If you're referring to Ang Lee for the Hulk or Singer's Superman Returns for the "crappy superhero" films, I may agree. But I think the most memorable ones have some trace of humanity and artistic identity. Whether you like that artistic stamp or not is one thing, but Christopher Nolan's Batman films (particularly The Dark Knight), Tim Burton's Batman films and Sam Raimi's Spider-Man 2 (the other two were more compromised, though still distinctly Raimi) have such personality that they stand out. They look like filets compared to the pre-packaged fast food-vibe in Iron Man 2 and The Incredible Hulk. It was exactly those restrictions that frustrated Favreau off the Iron Man franchise to less confined pastures.

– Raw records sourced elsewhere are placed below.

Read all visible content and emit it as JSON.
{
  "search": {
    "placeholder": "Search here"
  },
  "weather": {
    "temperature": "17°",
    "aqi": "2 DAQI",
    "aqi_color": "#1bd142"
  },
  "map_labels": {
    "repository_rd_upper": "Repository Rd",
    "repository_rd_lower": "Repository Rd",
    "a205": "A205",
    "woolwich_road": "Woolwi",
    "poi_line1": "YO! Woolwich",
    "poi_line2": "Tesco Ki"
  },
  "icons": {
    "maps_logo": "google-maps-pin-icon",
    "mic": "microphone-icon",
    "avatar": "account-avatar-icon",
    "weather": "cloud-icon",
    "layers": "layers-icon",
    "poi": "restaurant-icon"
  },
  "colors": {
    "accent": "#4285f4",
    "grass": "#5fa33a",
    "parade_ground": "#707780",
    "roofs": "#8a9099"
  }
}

I actually think Thor borders on being Branagh's film more than Marvel. Unlike TIH, IM2 or even IM1, it doesn't feel like it is really part of a franchise marketing machine other than the after-credits scene and a throwaway reference to Stark. Otherwise you could just call SHIELD the FBI and it stands apart form the rest of the MCU. The best parts of the movie, the visionary scope and rich, opulent composition is certainly a credit to the director of Hamlet and Much Ado About Nothing and not the studio the IM films and TIH. Also, the Freudian subtexts of the relationships between Odin and his two sons and how that affected each of them was the best part of the movie and felt very Branagh.

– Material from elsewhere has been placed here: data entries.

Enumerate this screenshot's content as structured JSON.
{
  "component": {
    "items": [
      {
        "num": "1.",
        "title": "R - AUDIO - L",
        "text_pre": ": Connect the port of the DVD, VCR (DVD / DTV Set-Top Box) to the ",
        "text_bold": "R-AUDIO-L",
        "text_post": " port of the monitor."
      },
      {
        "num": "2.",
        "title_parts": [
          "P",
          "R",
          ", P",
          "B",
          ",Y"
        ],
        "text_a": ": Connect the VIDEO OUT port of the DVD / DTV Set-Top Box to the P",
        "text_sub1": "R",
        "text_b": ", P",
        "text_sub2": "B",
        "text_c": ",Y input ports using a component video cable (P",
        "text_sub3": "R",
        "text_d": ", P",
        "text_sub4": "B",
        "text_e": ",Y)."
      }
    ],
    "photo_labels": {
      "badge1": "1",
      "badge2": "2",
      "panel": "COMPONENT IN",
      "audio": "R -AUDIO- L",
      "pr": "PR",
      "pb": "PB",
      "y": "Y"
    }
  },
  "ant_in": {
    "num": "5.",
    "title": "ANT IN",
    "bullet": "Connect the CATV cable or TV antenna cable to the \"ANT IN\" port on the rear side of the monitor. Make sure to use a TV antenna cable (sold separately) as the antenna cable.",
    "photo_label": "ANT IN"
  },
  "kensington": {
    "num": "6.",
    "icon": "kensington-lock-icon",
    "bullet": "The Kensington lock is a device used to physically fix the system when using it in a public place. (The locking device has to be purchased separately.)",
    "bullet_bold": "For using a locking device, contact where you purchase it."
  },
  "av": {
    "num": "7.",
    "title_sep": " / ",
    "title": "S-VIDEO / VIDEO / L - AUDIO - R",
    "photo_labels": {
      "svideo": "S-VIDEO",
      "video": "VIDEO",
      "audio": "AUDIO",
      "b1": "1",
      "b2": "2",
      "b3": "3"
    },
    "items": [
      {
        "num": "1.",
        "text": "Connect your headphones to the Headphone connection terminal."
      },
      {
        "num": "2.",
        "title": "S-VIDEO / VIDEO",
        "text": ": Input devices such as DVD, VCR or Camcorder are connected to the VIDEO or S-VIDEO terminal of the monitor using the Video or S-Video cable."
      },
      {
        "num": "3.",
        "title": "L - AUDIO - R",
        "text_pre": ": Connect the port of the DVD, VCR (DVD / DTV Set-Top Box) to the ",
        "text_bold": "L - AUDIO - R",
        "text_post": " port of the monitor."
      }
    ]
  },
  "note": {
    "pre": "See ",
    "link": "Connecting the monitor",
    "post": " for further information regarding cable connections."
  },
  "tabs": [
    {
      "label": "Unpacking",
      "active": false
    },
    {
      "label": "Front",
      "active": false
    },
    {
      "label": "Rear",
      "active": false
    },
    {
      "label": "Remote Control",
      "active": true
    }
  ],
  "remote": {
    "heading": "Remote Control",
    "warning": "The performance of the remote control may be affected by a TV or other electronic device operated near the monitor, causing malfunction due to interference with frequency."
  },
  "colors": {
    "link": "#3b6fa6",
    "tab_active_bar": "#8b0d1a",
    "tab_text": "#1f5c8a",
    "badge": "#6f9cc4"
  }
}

It isn't his entire movie though as it is saddled with a rather forced romance (romance is a good thing, but Thor loves Jane was shoehorned in) and some humor that reeked of desperation at times (most of Kat Denning's dialogue, though she is so good and Branagh so manic they make it work well enough). But it borders on being something wholly unique....just not quite there.
I see you dislike a strong cinematic hand, but to many it gives movies life that makes them stand apart from the Hollywood machine. While the MCU films are a cut above most Hollywood efforts in this genre (Superman II--onwards, Batman Forever, Batman and Robin, Catwoman, Daredevil, Elektra, Ghost Rider, X-Men: The Last Stand, Wolverine, etc. etc.) they are still a bit too confined by it, in my opinion.

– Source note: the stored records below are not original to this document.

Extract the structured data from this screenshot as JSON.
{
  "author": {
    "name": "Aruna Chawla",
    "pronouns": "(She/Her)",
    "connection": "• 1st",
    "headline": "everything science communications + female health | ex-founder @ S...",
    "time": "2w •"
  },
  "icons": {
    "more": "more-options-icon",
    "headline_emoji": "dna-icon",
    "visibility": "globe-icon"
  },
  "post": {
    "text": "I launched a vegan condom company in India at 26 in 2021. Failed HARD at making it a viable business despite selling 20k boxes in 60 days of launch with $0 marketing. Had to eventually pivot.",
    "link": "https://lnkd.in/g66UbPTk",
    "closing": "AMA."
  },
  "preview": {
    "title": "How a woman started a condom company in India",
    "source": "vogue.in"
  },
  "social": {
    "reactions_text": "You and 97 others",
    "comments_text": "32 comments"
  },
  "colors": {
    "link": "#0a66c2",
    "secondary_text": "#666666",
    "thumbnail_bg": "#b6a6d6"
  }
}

That is how I feel about Iron Man as well. My 1 & 2 are the same except, TIH and IM 2 switched. Thor was very very close to topping Iron man IMO.
Agreed on Batman Begins. I liked The Dark Knight, but it had a few things I didn't really like. But Batman Begins had almost nothing that I disliked. So to me, Batman Begins is just a tiny bit better.
It's hard for me to rate Thor against the other Marvel Studios movies. It's just a little too new and hasn't had time to "simmer" yet. When I first saw Iron Man 2 I thought it was as good as the first. But a little time and repeat viewings made me change my mind. So I think Iron Man is probably the best. I WANT to say that TIH is my favorite, but I'm such a Hulk fan that I know my opinion is biased and probably shouldn't be counted.
So who knows exactly what I'll think of Thor after a few more viewings and a few more years? I've only seen it twice, but my initial thinking is that it's amazing and seems like its rewatchability (is that a word?) is off the charts.
DACROWE is right. There are movies that try to just be fun superhero movies, it aint deep, it aint complex, it aint art, it doesnt try to win Oscars, it's just popcorn fun stuff created to thrill and entertain you. Thor and the Iron Man movies are like that. But I love it when these comic book films try to be something more, try to push the boundaries of the genre, try to tell something important. The Dark Knight is like that. That's why it is my favorite comic book movie ever. It tries to be something more. I have a feeling X-Men 1st Class could be like that too.